Items from a dataset:
+ + +

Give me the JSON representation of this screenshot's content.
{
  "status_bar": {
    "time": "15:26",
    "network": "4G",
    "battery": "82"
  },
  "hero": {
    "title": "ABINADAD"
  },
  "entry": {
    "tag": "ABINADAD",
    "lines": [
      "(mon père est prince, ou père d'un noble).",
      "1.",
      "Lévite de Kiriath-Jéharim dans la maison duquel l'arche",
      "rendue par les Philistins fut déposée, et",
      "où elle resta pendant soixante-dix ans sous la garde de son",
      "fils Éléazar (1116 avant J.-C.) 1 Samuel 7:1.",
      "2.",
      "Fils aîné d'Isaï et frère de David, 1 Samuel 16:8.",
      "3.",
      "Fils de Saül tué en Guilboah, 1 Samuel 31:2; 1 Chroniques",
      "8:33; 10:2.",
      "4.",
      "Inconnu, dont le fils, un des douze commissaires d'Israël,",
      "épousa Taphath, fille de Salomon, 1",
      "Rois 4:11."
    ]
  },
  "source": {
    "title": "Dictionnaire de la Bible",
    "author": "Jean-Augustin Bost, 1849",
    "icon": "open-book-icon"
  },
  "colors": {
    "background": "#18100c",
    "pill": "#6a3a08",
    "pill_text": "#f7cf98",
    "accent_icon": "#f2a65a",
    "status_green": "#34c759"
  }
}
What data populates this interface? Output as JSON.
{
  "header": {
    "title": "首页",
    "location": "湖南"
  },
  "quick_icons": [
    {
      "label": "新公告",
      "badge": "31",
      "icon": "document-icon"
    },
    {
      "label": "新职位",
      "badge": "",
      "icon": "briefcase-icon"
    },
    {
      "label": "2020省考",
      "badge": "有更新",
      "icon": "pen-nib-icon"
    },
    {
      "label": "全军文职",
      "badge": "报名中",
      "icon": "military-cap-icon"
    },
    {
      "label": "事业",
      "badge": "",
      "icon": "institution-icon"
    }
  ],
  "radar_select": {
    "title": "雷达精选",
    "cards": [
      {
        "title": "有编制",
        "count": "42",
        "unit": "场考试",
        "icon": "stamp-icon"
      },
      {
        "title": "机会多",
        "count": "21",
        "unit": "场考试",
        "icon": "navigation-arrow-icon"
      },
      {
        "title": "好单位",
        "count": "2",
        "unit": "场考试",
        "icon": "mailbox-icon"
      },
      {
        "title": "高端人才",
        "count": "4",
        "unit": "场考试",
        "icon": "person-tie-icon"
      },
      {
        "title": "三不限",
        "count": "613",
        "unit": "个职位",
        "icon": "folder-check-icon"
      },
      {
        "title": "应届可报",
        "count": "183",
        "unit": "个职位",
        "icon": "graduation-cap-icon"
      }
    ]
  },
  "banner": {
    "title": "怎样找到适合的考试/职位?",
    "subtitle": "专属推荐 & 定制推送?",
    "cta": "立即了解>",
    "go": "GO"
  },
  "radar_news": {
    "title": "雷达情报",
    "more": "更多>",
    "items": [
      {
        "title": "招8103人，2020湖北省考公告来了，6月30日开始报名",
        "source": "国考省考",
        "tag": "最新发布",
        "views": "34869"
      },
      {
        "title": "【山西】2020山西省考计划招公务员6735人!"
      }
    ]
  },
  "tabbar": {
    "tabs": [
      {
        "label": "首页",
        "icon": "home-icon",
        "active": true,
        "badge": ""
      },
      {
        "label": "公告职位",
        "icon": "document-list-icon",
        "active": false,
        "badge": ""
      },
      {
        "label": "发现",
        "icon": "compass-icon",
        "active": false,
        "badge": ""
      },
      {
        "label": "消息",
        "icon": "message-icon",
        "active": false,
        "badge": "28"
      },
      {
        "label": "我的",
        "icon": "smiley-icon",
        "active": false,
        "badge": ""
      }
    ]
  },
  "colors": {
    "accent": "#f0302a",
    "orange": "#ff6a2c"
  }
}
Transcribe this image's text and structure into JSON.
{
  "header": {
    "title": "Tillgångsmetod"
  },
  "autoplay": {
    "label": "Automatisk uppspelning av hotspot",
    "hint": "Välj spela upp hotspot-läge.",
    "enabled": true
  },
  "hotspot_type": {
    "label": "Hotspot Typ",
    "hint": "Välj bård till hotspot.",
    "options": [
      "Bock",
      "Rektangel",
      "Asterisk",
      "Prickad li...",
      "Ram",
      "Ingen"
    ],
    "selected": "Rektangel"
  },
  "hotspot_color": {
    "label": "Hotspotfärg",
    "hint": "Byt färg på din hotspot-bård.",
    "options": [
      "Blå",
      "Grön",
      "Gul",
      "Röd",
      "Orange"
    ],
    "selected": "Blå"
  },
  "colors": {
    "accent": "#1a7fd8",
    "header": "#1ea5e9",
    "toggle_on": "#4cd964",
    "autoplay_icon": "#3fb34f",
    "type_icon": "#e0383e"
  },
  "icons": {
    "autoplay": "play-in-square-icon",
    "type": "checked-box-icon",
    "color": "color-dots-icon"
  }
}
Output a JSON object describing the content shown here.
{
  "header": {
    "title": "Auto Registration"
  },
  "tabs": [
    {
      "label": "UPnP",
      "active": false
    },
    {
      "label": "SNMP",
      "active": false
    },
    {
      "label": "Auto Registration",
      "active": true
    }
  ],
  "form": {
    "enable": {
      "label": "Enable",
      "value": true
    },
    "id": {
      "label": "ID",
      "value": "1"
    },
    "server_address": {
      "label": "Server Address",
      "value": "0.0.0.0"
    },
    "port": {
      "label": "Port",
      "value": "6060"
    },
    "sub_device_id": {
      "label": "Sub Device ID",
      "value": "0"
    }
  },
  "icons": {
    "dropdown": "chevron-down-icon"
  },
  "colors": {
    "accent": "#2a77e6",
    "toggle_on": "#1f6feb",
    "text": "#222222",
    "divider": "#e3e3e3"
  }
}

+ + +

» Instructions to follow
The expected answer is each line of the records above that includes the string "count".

» Written reply
        "count": "42",
        "count": "21",
        "count": "2",
        "count": "4",
        "count": "613",
        "count": "183",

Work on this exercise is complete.